Top of INFORMATION GIVEN
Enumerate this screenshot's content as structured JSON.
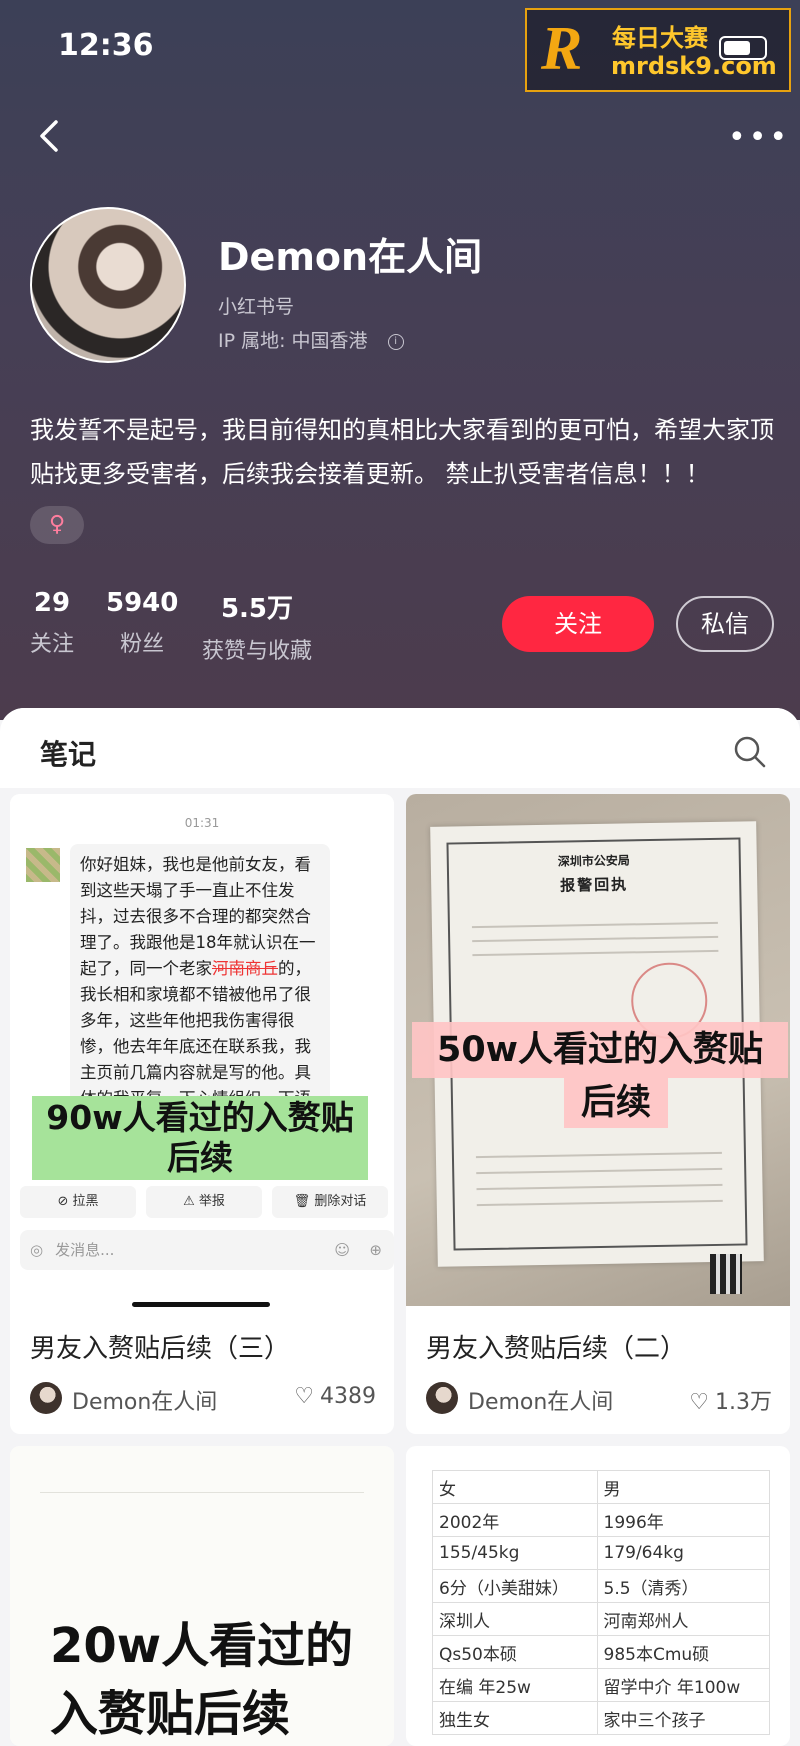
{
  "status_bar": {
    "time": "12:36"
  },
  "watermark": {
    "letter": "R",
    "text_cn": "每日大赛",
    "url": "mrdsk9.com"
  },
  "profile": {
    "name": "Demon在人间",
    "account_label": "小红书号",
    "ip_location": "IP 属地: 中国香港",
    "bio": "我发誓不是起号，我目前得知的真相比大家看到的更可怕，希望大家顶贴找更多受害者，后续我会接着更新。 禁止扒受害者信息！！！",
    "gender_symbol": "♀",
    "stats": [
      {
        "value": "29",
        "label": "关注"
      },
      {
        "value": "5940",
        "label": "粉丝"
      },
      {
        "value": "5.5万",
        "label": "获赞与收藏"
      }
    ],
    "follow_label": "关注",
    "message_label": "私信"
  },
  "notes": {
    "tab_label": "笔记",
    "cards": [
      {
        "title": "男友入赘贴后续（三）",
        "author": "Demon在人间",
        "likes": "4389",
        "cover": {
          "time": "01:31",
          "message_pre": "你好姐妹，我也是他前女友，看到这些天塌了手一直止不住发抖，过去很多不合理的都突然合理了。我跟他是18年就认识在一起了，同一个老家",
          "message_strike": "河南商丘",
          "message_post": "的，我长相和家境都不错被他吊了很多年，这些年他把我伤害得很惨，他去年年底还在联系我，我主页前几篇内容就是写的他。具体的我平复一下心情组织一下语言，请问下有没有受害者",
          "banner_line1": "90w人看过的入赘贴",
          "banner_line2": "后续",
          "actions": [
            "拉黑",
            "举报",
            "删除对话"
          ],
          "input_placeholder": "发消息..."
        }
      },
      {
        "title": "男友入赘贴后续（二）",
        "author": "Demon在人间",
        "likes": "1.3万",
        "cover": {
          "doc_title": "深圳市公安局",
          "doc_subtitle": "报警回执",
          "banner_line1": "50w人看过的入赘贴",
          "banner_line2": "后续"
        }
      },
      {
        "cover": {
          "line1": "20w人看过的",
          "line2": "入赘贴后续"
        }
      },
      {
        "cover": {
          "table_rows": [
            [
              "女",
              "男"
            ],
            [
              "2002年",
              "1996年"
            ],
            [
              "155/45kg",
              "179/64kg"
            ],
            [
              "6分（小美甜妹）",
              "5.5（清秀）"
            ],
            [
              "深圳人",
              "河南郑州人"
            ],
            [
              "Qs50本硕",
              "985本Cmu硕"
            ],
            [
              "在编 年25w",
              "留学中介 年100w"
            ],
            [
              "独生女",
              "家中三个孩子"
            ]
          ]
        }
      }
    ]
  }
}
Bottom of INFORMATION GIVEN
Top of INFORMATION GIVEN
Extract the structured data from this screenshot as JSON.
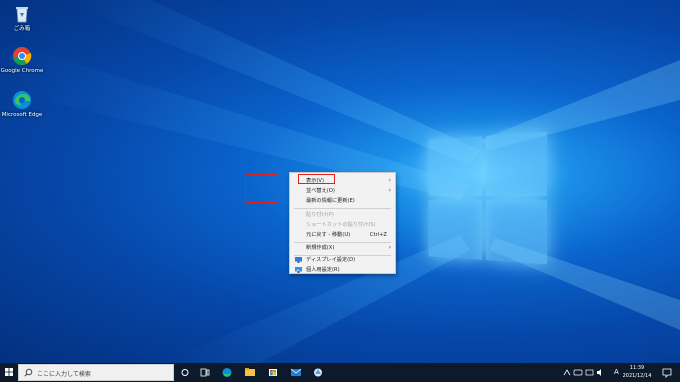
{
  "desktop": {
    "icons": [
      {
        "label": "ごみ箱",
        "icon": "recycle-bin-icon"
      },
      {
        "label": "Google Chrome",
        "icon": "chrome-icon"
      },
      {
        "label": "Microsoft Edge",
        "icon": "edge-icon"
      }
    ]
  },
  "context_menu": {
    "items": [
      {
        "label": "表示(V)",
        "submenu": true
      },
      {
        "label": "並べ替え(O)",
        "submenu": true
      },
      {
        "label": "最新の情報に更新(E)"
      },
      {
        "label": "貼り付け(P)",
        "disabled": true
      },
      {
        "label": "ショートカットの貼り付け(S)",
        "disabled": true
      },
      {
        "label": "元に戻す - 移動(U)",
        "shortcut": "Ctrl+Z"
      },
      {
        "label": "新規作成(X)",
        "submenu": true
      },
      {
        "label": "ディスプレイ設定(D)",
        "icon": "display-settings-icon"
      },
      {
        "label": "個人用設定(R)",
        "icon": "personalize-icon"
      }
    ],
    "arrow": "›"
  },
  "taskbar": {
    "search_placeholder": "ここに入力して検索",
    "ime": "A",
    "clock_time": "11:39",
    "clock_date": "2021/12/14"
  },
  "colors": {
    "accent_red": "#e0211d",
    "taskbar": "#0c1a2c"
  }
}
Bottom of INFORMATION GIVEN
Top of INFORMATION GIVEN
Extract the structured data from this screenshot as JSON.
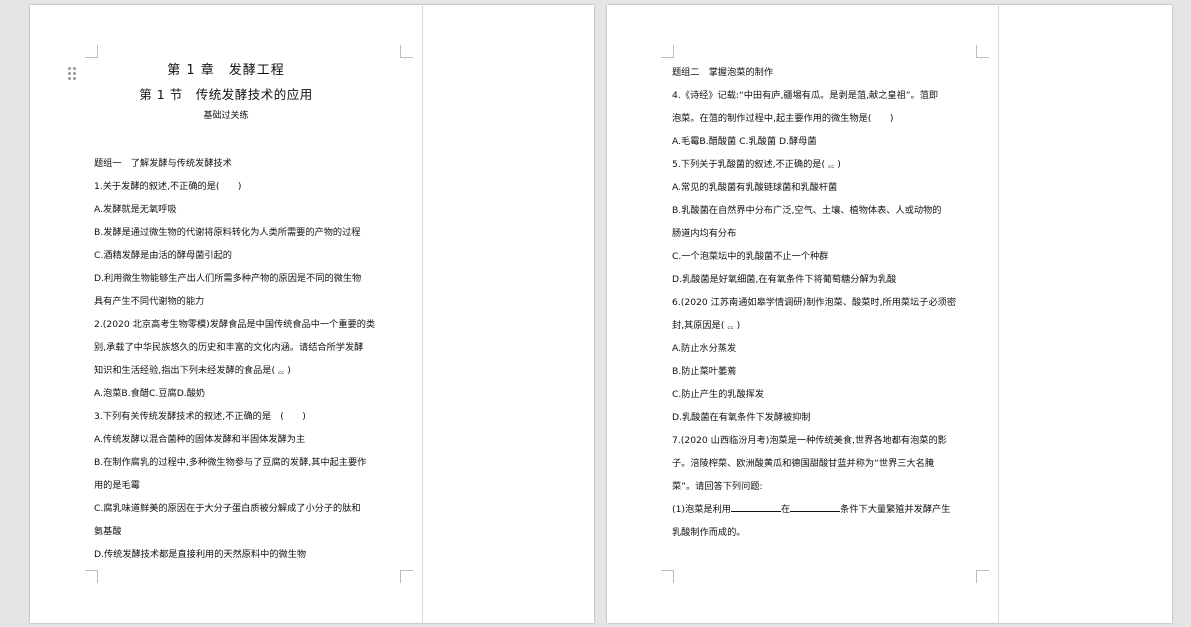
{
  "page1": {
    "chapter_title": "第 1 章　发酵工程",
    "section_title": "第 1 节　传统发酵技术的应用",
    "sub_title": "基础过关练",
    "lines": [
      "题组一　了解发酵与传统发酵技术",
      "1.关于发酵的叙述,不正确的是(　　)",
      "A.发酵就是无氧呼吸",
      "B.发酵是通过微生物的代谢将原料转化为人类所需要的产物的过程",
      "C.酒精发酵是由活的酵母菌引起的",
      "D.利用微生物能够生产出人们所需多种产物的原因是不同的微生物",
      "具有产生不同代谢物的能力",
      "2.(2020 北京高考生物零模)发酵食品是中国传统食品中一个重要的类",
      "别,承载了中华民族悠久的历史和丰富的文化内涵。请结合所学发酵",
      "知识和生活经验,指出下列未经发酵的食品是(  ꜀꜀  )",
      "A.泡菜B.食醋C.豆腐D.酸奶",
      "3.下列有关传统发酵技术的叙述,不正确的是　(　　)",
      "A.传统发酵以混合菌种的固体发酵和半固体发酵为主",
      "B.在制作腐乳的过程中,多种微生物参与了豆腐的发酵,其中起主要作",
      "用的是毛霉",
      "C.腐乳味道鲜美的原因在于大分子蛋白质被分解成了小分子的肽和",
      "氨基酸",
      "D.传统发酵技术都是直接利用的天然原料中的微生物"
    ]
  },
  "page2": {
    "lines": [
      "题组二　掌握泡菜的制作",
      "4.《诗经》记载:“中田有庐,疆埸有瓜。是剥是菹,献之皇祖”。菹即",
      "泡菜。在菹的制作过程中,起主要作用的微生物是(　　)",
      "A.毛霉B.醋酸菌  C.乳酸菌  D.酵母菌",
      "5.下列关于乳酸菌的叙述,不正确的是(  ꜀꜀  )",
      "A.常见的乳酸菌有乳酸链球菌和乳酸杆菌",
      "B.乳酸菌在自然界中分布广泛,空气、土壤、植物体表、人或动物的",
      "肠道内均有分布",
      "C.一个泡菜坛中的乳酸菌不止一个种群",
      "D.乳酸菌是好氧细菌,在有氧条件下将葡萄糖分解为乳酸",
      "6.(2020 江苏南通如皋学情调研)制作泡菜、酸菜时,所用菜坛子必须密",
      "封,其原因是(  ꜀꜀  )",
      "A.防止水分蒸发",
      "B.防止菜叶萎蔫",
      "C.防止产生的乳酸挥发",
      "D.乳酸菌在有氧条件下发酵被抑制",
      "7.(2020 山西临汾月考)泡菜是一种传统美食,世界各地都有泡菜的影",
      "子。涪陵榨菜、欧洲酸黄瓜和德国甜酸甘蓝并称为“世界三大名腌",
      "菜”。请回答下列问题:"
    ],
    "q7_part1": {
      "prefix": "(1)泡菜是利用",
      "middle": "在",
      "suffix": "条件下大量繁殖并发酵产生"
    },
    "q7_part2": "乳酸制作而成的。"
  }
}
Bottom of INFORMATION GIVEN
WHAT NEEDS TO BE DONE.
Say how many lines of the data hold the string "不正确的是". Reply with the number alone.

WRITTEN REPLY.
3